Gislason was ultimately drawn to the image of the dybbuk for a multitude of reasons: its versatility in storytelling, its importance in the history of Jewish literature and pop culture — everyone from S. Ansky to Leonard Bernstein to the Coen Brothers has a take on the Jewish spirit of the dead — and its relation to horror movie iconography. While exorcisms of Christian demons are a dime a dozen in the horror landscape, getting rid of a dybbuk is less common and presents different challenges for characters and filmmakers alike.
“One of the things I feel like Christians have always had the benefit of is that they can kind of pick and choose in their mythology, bend the dogma and the liturgy as much as they need,” Gislason says of your typical exorcist horror movie featuring priests, holy water and the power of Christ compelling someone.

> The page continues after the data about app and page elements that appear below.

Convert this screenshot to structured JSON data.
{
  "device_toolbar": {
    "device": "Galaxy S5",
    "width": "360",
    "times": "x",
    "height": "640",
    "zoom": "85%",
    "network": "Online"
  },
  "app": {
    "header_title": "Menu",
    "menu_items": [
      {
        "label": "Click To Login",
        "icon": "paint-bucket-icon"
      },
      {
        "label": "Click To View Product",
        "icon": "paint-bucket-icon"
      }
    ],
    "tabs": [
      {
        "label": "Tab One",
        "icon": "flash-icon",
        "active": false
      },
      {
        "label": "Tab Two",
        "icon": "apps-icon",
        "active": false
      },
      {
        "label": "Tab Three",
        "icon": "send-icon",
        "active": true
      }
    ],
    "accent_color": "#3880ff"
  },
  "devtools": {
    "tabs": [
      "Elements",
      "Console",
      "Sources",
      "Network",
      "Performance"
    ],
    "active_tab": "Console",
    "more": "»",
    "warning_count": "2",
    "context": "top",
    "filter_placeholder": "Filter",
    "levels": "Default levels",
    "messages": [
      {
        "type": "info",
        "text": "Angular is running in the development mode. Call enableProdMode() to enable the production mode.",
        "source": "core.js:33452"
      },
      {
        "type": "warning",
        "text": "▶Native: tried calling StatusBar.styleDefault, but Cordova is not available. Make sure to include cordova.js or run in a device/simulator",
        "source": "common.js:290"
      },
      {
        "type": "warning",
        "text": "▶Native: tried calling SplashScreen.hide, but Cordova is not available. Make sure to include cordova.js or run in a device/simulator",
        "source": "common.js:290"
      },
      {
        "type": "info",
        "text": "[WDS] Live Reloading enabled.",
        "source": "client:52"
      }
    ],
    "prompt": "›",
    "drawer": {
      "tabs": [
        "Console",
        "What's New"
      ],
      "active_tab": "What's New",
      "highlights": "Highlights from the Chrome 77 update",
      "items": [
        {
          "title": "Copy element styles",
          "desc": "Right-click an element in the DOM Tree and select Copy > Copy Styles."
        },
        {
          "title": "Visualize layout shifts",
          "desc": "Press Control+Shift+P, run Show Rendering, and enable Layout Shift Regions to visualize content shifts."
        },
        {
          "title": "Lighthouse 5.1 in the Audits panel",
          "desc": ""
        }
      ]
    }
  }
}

When you make a Jewish film that isn’t a straightforward comedy or drama, “there’s always this burden of fidelity or accuracy — we have to teach people about what our community is. I wanted to do something more irreverent. This part of our mythology is really fun. Does it totally work with the reality of our world? No, but who gives a shit, because I’m gonna take the liberties that so many other people get to take.”

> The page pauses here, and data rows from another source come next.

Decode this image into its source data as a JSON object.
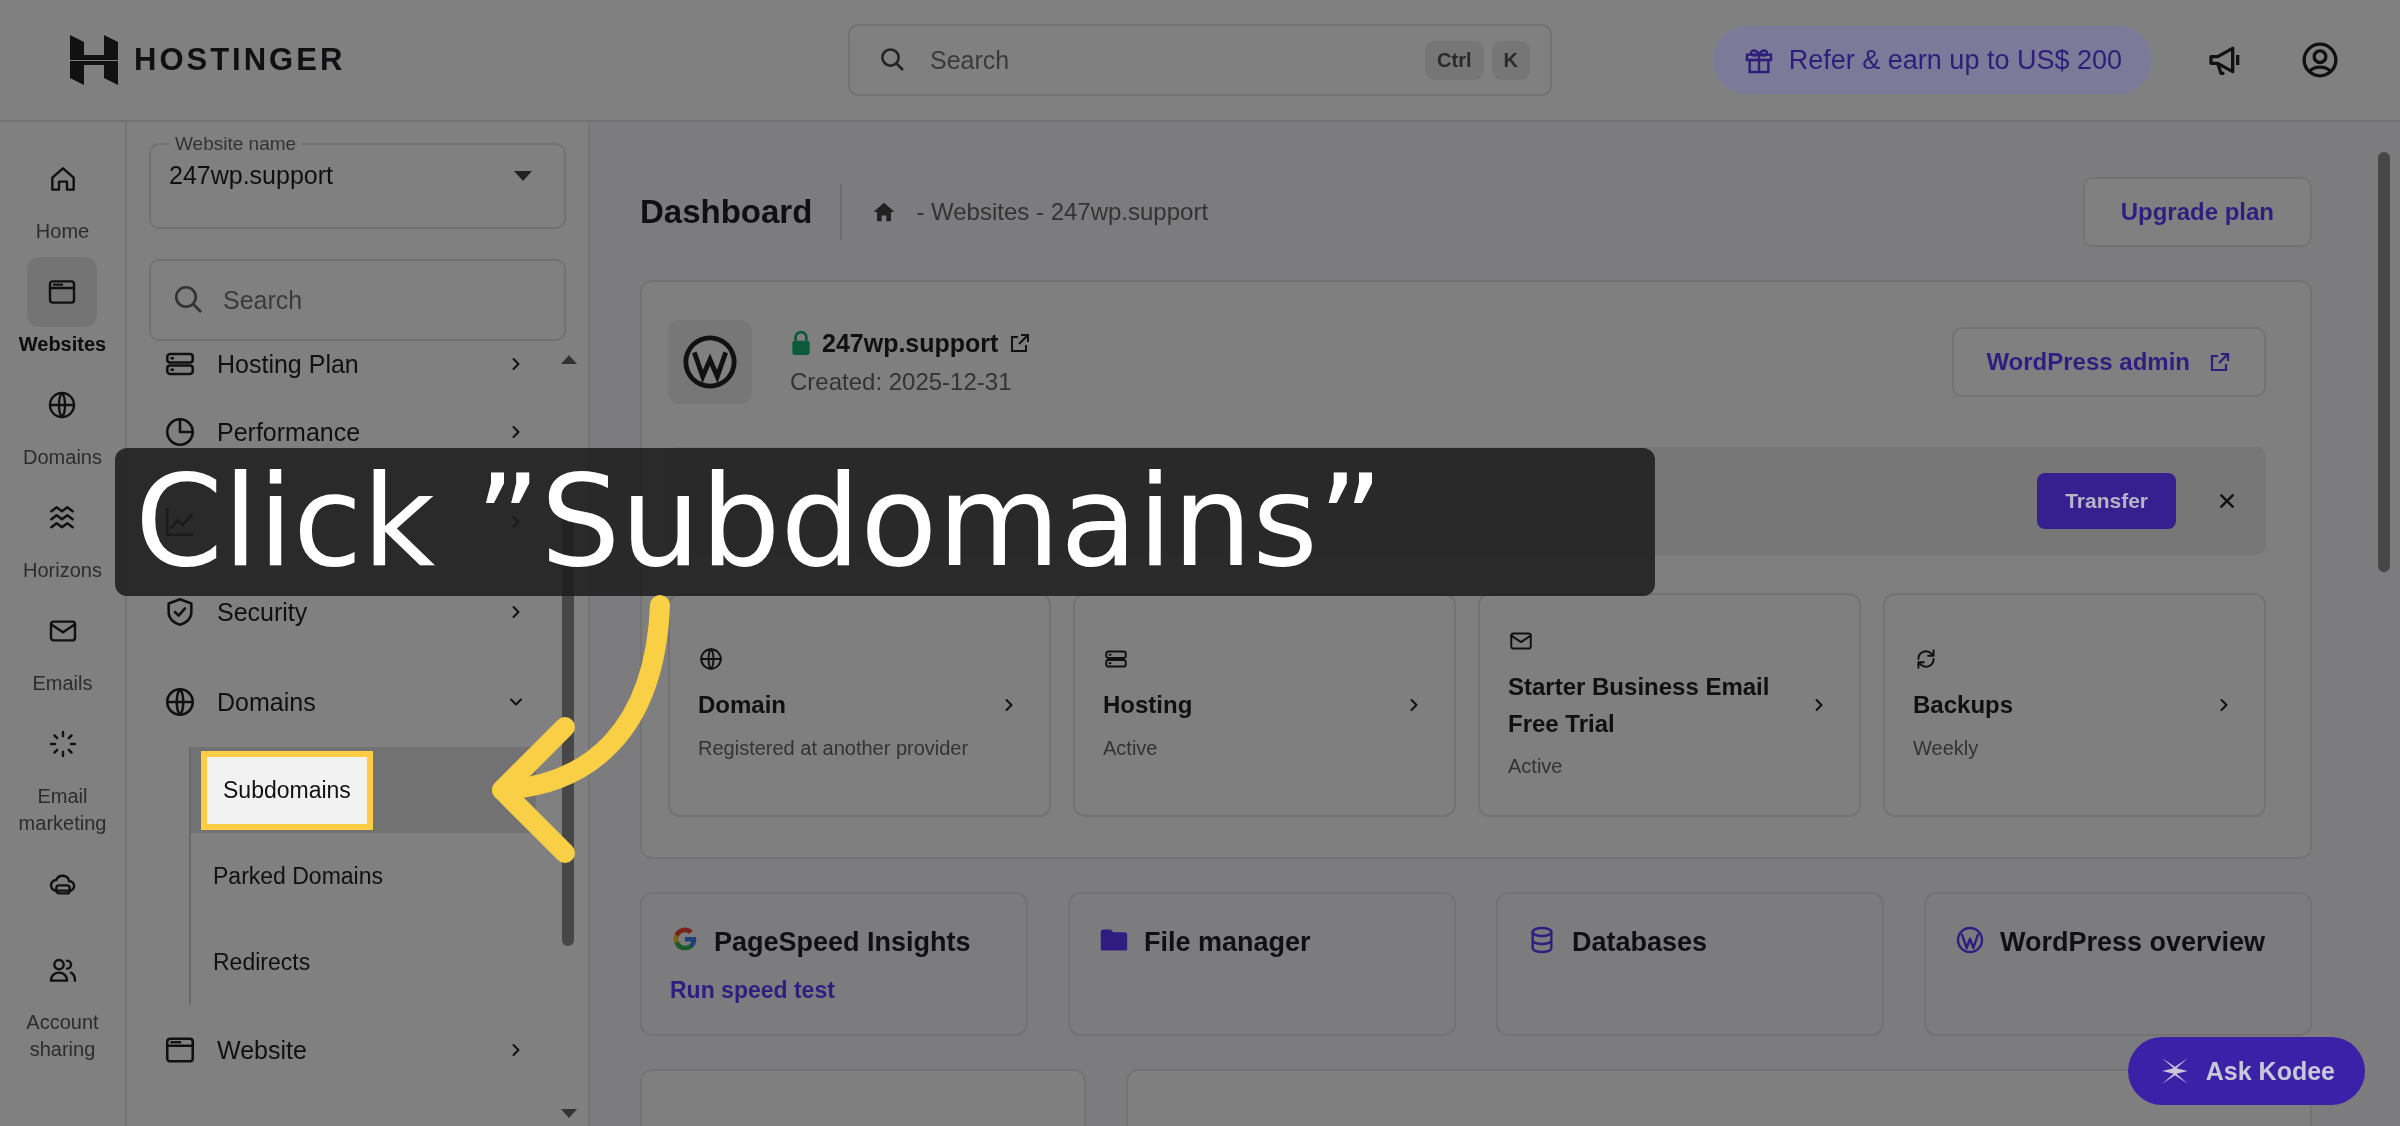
{
  "header": {
    "logo": "HOSTINGER",
    "search": {
      "placeholder": "Search",
      "keys": [
        "Ctrl",
        "K"
      ]
    },
    "refer": "Refer & earn up to US$ 200"
  },
  "rail": [
    {
      "label": "Home",
      "selected": false
    },
    {
      "label": "Websites",
      "selected": true
    },
    {
      "label": "Domains",
      "selected": false
    },
    {
      "label": "Horizons",
      "selected": false
    },
    {
      "label": "Emails",
      "selected": false
    },
    {
      "label": "Email marketing",
      "selected": false
    },
    {
      "selected": false
    },
    {
      "label": "Account sharing",
      "selected": false
    }
  ],
  "sidebar": {
    "website_field": {
      "label": "Website name",
      "value": "247wp.support"
    },
    "search": {
      "placeholder": "Search"
    },
    "items": [
      {
        "label": "Hosting Plan",
        "expanded": false
      },
      {
        "label": "Performance",
        "expanded": false
      },
      {
        "expanded": false
      },
      {
        "label": "Security",
        "expanded": false
      },
      {
        "label": "Domains",
        "expanded": true,
        "children": [
          {
            "label": "Subdomains",
            "selected": true
          },
          {
            "label": "Parked Domains",
            "selected": false
          },
          {
            "label": "Redirects",
            "selected": false
          }
        ]
      },
      {
        "label": "Website",
        "expanded": false
      }
    ]
  },
  "main": {
    "title": "Dashboard",
    "breadcrumb": "- Websites - 247wp.support",
    "upgrade": "Upgrade plan",
    "site": {
      "name": "247wp.support",
      "created": "Created: 2025-12-31",
      "admin_button": "WordPress admin"
    },
    "notice": {
      "button": "Transfer"
    },
    "stats": [
      {
        "title": "Domain",
        "subtitle": "Registered at another provider"
      },
      {
        "title": "Hosting",
        "subtitle": "Active"
      },
      {
        "title": "Starter Business Email Free Trial",
        "subtitle": "Active"
      },
      {
        "title": "Backups",
        "subtitle": "Weekly"
      }
    ],
    "tools": [
      {
        "title": "PageSpeed Insights",
        "link": "Run speed test"
      },
      {
        "title": "File manager"
      },
      {
        "title": "Databases"
      },
      {
        "title": "WordPress overview"
      }
    ],
    "assistant": "Ask Kodee"
  },
  "tutorial": {
    "caption": "Click ”Subdomains”"
  }
}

Gislason describes the dybbuk in Tony Kushner’s acclaimed retelling of Ansky’s play as a “nebbishy little shit,” and the dybbuk in “Attachment” is just as frustrating a character. Kendrick embodies multiple personalities as the possessed Leah, sometimes lashing out in violence against others or her host body and often too headstrong for her own good. Leah is trapped by her inability to confront her mother or stray from London for too long; her dybbuk is trapped of its own volition, refusing to abandon her out of sheer stubbornness. Maja doesn’t have to understand kabbalah to know that the relationship between Leah and Chana is treasured even when they butt heads. Their story is juxtaposed with the loss of Maja’s own mother and her seeming inability to let go of her childhood.
But “Attachment” doesn’t disparage Jewish mothers, even as its Danish title, “Natten har øjne” or “The Night Has Eyes,” implies further surveillance on the part of Chana. The film may be an ode to Gislason’s own Jewish mother, filmmaker Susanne Bier, who is as much of a mentor to her son in cinema as in life, having directed a variety of independent films and miniseries as well as the 2018 horror “Bird Box.”

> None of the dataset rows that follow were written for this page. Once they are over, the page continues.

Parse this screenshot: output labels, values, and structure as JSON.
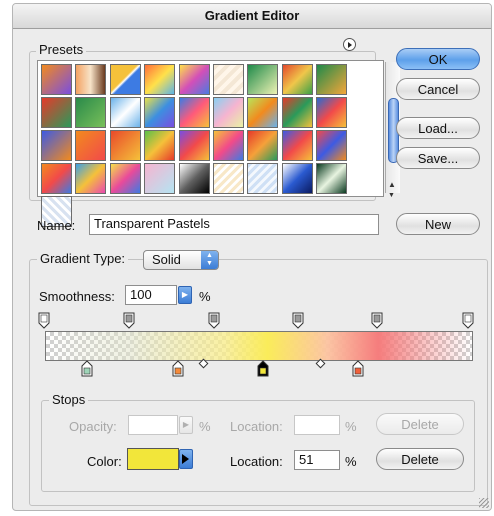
{
  "window": {
    "title": "Gradient Editor"
  },
  "presets": {
    "label": "Presets",
    "swatches": [
      "linear-gradient(135deg,#f28a1e 0%,#7a4ee0 100%)",
      "linear-gradient(90deg,#f4a262,#f7e3c8,#6b3b1f)",
      "linear-gradient(135deg,#f5c13a 45%,#ffffff 50%,#3d7be3 55%)",
      "linear-gradient(135deg,#ff6f3a,#ffe14a,#5bb4e6)",
      "linear-gradient(135deg,#ffe04a,#d34fb8,#4a7be0)",
      "repeating-linear-gradient(135deg,#f4e7d5 0 4px,#fff6ea 4px 8px)",
      "linear-gradient(135deg,#1f8a4a,#eef2b4)",
      "linear-gradient(135deg,#e3492d,#f0c64a,#3aa047)",
      "linear-gradient(135deg,#1f8a4a,#f4a63a)",
      "linear-gradient(135deg,#e63a2a,#2a9a5a)",
      "linear-gradient(135deg,#2a8a4a,#79c05a)",
      "linear-gradient(135deg,#6ab2ea,#ffffff 50%,#6ab2ea)",
      "linear-gradient(135deg,#e9e04a,#3d8fe0,#7a4ee0)",
      "linear-gradient(135deg,#3d7be3,#ff5a7a,#f5c13a)",
      "linear-gradient(135deg,#8ad0f2,#f6b4d0,#e9f2a4)",
      "linear-gradient(135deg,#b8e45a,#f28a1e,#6ab2ea)",
      "linear-gradient(135deg,#e63a2a,#2a9a5a,#f5c13a)",
      "linear-gradient(135deg,#2a6ad0,#f24a4a,#f5c13a)",
      "linear-gradient(135deg,#3d5be3,#f28a1e)",
      "linear-gradient(135deg,#f28a1e,#f24a4a)",
      "linear-gradient(135deg,#e94a2a,#f5c13a)",
      "linear-gradient(135deg,#5bc04a,#f5c13a,#e63a2a)",
      "linear-gradient(135deg,#7a4ee0,#f24a4a,#f5c13a)",
      "linear-gradient(135deg,#f5c13a,#f24a8a,#3d7be3)",
      "linear-gradient(135deg,#e63a2a,#f5a13a,#2a9a5a)",
      "linear-gradient(135deg,#3d5be3,#f24a4a,#f5c13a)",
      "linear-gradient(135deg,#f24a4a,#3d5be3,#f28a1e)",
      "linear-gradient(135deg,#f28a1e,#f24a4a,#3d7be3)",
      "linear-gradient(135deg,#3da0e3,#f5c13a,#e94ab0)",
      "linear-gradient(135deg,#f5e04a,#e94a9a,#3d7be3)",
      "linear-gradient(135deg,#f6b4d0,#b4e4f2)",
      "linear-gradient(135deg,#ffffff,#606060,#000000)",
      "repeating-linear-gradient(135deg,#f8e8c8 0 3px,#ffffff 3px 6px)",
      "repeating-linear-gradient(135deg,#cfe0f5 0 3px,#f4f8fd 3px 6px)",
      "linear-gradient(135deg,#ffffff,#2a5ad0,#0a1a60)",
      "linear-gradient(135deg,#0a3a20,#e8f4e0 50%,#0a3a20)",
      "repeating-linear-gradient(45deg,#d8e2f0 0 3px,#ffffff 3px 6px)"
    ],
    "menu_icon": "flyout-menu-icon"
  },
  "buttons": {
    "ok": "OK",
    "cancel": "Cancel",
    "load": "Load...",
    "save": "Save...",
    "new": "New"
  },
  "name": {
    "label": "Name:",
    "value": "Transparent Pastels"
  },
  "gradient_type": {
    "label": "Gradient Type:",
    "value": "Solid",
    "smoothness_label": "Smoothness:",
    "smoothness_value": "100",
    "percent": "%"
  },
  "stops": {
    "label": "Stops",
    "opacity_label": "Opacity:",
    "opacity_value": "",
    "opacity_unit": "%",
    "location_label": "Location:",
    "opacity_location_value": "",
    "location_unit": "%",
    "delete_label": "Delete",
    "color_label": "Color:",
    "color_value": "#f2e63a",
    "color_location_value": "51",
    "opacity_stop_colors": [
      "#ffffff",
      "#9a9a9a",
      "#9a9a9a",
      "#9a9a9a",
      "#9a9a9a",
      "#ffffff"
    ],
    "color_stop_colors": [
      "#9fd4b8",
      "#f58a3a",
      "#f2e63a",
      "#f0603a"
    ]
  }
}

Chana does ignore boundaries and insert herself into her daughter’s love life, but her cruelty to Maja comes not because she is reluctant to accept Leah’s sexuality, as the trope might lead us to expect, but because she fears what may happen if she relinquishes control of her daughter. While Leah and Maja’s romance takes center stage in “Attachment,” it’s “also a maternal love story” for Gislason. “The tricky thing about loving people is that there’s always baggage, you have to carry a lot of their shit. Whether or not something bad will ever happen again is beside the point. In choosing to love this person, [you] choose to live with fear and risk.”
The choices that the three women make throughout the film engender a deep sense of mistrust that becomes a triangle of miscommunication. In one moment that will make any Jewish viewer seize with dread, Maja removes a small scroll containing the names of God from a hole in the wall, not trusting that Chana is capable of safeguarding her daughter. In the end, the trust between the love interests may not be fully restored, but this doesn’t negate their journey. Their resilience in the face of death solidifies “Attachment” in the long line of Jewish horror literature and cinema — a line that Gislason hopes to keep growing.